Gordon, sixth in the London Olympics and fourth in the 2009 worlds in Berlin, came from nowhere to snatch gold in 47.69sec, with American Olympic silver medallist Michael Tinsley taking silver at just one-hundredth of a second.
The battle for the third spot on the podium was tight, but went the way of Serbia's Emir Bekric, the European silver medallist, for a first-ever world medal for his country.
Cuban Omar Cisneros beat Sanchez for fourth spot for a sorry end to the world champs for the Dominican Republic star, who turns 36 at the end of August.
The London Olympic champion had picked the little-known Gordon as favourite for the race and proved to be right on the money.
"I started well after feeling good in warm-up," said Sanchez. "But after the third hurdle I made some mistakes and lost too much time.
"I came back to finish strong but it was not enough to come back after those mistakes - they definitely cost me a medal."
Sanchez was non-committal about his likely participation in the next world championships in Beijing in 2015.
"I don't know," he said. "I need to think about it. There's still two long years ahead."
The 21-year-old Gordon quickly fixed his long-term goal as becoming Olympic and Pan-American champion.
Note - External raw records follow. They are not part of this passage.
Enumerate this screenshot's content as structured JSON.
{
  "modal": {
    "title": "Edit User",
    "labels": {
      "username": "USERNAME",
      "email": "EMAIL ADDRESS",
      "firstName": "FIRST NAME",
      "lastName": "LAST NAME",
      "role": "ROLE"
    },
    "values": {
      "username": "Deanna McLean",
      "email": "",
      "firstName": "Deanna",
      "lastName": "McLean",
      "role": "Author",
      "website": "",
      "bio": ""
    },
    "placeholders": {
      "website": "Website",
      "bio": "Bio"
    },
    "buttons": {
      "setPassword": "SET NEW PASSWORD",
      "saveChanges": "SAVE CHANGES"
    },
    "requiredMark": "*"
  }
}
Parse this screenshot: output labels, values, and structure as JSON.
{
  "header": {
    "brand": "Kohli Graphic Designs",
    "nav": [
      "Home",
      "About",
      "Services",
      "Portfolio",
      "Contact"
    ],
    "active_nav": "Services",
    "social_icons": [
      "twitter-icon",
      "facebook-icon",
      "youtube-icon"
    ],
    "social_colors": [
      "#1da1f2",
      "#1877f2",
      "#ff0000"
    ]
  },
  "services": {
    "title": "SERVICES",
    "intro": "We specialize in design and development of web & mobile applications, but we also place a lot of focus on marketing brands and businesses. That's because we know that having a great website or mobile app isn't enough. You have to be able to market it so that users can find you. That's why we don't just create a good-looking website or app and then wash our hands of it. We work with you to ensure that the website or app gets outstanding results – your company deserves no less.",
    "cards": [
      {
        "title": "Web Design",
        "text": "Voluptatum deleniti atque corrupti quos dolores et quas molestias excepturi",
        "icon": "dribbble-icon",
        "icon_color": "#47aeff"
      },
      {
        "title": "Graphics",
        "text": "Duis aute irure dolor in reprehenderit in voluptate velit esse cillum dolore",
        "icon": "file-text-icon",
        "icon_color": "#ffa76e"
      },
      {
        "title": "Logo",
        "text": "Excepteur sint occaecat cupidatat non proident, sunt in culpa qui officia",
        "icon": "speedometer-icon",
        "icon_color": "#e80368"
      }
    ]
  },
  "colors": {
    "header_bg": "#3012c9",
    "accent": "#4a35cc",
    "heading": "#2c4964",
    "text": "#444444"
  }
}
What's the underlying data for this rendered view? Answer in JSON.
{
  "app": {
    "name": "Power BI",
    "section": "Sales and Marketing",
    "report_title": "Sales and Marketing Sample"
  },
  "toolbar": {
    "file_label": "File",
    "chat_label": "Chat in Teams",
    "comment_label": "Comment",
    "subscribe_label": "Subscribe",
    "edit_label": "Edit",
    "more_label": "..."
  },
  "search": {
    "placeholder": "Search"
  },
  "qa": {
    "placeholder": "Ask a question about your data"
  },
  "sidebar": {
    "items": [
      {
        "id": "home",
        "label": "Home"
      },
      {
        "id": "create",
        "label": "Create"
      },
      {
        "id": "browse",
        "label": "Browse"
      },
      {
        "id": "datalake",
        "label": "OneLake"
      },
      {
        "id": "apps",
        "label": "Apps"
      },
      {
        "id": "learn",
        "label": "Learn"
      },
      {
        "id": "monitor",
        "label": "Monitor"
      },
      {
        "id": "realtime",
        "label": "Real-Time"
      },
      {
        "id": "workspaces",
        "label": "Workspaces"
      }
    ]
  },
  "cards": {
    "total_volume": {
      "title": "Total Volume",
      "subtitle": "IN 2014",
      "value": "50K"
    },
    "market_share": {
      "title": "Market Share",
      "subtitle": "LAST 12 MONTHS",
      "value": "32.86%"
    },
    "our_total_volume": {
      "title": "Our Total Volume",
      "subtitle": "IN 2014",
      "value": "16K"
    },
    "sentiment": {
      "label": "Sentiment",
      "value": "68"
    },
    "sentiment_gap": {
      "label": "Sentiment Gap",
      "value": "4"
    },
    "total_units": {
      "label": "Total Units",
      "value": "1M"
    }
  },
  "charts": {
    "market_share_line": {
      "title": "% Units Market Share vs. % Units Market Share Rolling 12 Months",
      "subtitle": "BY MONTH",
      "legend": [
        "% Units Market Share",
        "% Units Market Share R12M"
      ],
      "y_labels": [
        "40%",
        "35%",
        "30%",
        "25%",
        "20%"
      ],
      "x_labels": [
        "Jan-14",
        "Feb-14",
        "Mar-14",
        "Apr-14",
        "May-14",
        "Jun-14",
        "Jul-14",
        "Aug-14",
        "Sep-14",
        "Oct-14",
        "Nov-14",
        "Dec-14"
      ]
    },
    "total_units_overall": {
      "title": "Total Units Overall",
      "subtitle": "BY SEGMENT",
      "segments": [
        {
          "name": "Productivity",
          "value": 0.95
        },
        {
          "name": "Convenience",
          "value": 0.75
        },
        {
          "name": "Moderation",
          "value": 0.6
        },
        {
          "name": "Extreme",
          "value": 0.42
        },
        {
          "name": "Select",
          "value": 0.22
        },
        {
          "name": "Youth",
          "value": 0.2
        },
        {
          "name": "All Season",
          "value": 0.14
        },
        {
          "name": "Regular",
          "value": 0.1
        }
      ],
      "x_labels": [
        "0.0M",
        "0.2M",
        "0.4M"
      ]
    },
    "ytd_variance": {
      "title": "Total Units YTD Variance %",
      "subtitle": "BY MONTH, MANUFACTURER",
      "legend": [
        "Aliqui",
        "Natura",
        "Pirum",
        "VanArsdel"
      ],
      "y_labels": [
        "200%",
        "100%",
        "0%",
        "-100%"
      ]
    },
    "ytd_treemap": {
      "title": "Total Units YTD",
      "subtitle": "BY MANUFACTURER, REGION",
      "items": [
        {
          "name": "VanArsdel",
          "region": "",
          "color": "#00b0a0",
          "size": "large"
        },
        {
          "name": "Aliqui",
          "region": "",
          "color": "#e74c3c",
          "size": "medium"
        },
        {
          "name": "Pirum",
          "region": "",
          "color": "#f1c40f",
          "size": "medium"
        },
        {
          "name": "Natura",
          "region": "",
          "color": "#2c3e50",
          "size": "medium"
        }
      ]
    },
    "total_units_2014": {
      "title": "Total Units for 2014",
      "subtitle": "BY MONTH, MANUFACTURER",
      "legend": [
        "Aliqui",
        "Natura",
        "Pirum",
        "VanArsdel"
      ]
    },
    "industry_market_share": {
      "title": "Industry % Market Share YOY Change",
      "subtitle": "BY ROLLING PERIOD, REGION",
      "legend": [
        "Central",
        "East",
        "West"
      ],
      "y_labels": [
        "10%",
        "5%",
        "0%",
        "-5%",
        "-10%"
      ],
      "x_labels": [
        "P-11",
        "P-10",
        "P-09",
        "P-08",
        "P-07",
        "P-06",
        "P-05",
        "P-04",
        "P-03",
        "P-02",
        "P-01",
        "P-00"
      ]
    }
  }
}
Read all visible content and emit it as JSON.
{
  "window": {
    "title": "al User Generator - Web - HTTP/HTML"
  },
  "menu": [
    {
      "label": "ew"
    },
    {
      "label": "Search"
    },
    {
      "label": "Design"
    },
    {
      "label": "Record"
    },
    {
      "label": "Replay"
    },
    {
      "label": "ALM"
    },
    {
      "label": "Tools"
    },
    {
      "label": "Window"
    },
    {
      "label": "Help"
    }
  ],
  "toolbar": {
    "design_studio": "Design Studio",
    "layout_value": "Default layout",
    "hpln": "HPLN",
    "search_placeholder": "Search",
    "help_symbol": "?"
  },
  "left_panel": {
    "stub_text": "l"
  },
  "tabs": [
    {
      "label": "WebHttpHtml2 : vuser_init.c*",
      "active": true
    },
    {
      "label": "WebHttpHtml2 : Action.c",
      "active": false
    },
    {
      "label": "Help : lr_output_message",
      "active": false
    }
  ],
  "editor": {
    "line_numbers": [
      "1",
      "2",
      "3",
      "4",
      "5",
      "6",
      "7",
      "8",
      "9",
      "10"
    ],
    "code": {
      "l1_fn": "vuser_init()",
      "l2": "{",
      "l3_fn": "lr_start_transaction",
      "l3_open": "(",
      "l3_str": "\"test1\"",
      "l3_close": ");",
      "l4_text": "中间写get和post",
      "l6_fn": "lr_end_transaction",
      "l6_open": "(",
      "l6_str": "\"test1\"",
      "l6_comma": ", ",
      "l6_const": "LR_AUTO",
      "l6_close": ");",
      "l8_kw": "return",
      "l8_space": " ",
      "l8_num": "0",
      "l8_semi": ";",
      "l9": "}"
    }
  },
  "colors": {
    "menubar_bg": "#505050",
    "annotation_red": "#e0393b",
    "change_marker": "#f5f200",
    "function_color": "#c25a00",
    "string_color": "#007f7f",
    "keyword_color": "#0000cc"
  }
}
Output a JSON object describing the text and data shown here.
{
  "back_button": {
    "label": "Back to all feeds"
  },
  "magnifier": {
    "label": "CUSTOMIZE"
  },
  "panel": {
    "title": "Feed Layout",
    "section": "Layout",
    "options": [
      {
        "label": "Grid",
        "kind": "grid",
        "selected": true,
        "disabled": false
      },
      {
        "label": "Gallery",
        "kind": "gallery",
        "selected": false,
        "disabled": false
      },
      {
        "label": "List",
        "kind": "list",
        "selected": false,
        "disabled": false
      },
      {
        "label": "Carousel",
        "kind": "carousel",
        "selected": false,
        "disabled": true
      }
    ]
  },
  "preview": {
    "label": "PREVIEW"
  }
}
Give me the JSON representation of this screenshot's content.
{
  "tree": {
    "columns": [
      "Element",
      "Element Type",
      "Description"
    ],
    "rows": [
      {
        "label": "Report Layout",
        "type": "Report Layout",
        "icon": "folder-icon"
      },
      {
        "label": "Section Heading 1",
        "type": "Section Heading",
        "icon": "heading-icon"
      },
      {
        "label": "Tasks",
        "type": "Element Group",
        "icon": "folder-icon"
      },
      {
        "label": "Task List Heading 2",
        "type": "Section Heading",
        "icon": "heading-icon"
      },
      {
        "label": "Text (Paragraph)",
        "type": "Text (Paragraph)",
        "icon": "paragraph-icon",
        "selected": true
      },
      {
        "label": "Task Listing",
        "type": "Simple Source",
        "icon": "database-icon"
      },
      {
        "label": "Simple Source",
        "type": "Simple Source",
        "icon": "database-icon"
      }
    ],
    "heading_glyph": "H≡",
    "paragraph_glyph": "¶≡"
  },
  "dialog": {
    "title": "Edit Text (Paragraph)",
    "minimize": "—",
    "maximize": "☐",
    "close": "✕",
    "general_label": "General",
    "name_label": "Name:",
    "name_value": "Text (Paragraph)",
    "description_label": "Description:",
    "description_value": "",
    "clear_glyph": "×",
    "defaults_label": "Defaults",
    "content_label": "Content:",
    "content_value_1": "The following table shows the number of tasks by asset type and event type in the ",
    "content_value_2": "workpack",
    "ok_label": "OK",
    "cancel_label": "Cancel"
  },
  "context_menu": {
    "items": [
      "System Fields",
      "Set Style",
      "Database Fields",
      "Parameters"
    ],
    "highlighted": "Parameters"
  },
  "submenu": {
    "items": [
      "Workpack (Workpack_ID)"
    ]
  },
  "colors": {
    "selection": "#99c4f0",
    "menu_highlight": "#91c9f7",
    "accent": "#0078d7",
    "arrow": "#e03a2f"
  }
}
"Those victories won't come easy, I know, but I'll just keep working and believing in myself," Gordon said.
"After I crossed the line my heart stopped for a minute, I just wanted to look up at the screen and see my name there."
Tinsley was left ruing his final run-in to the line, when he thought he had the better of the Trinidadian, for whose country it was only the second world gold after Ato Boldon's 200m victory in 1997.
"Jehue and me both came down on the 10th hurdle and I thought I could get him, but he came back at me on the line," said Tinsley.
"I would lie if I said I didn't want that gold medal. It was really close, a tough race."
Puerto Rico's Olympic bronze-medal winner Javier Culsom finished sixth, ahead of Senegal's Mamdou Kasse Hannne with American Kerron Clement, world champion in 2007 and 2009, finishing eighth and last.